[PROBLEM DETAILS] Write out each record again exactly as it stands.

(Data excerpts)
[Start of Attachment]

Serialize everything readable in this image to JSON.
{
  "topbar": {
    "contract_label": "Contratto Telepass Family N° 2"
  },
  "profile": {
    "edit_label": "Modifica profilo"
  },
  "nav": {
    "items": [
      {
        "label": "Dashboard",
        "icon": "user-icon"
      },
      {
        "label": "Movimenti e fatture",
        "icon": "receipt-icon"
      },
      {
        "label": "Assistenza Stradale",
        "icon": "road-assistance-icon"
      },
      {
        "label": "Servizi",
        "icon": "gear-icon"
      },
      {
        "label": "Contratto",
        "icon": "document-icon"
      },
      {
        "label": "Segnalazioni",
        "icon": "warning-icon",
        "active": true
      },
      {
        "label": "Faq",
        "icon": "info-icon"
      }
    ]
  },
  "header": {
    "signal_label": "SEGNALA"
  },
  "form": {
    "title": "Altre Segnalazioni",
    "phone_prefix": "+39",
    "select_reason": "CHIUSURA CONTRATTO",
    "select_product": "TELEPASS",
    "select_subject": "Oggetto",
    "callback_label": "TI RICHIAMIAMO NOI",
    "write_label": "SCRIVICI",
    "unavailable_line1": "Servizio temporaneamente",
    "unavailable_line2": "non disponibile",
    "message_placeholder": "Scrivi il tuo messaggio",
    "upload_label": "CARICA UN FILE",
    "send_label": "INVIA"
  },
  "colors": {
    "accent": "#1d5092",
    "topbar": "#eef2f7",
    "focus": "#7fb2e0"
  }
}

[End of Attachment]

[PROBLEM SOLUTION]
Serialize everything readable in this image to JSON.
{
  "topbar": {
    "contract_label": "Contratto Telepass Family N° 2"
  },
  "profile": {
    "edit_label": "Modifica profilo"
  },
  "nav": {
    "items": [
      {
        "label": "Dashboard",
        "icon": "user-icon"
      },
      {
        "label": "Movimenti e fatture",
        "icon": "receipt-icon"
      },
      {
        "label": "Assistenza Stradale",
        "icon": "road-assistance-icon"
      },
      {
        "label": "Servizi",
        "icon": "gear-icon"
      },
      {
        "label": "Contratto",
        "icon": "document-icon"
      },
      {
        "label": "Segnalazioni",
        "icon": "warning-icon",
        "active": true
      },
      {
        "label": "Faq",
        "icon": "info-icon"
      }
    ]
  },
  "header": {
    "signal_label": "SEGNALA"
  },
  "form": {
    "title": "Altre Segnalazioni",
    "phone_prefix": "+39",
    "select_reason": "CHIUSURA CONTRATTO",
    "select_product": "TELEPASS",
    "select_subject": "Oggetto",
    "callback_label": "TI RICHIAMIAMO NOI",
    "write_label": "SCRIVICI",
    "unavailable_line1": "Servizio temporaneamente",
    "unavailable_line2": "non disponibile",
    "message_placeholder": "Scrivi il tuo messaggio",
    "upload_label": "CARICA UN FILE",
    "send_label": "INVIA"
  },
  "colors": {
    "accent": "#1d5092",
    "topbar": "#eef2f7",
    "focus": "#7fb2e0"
  }
}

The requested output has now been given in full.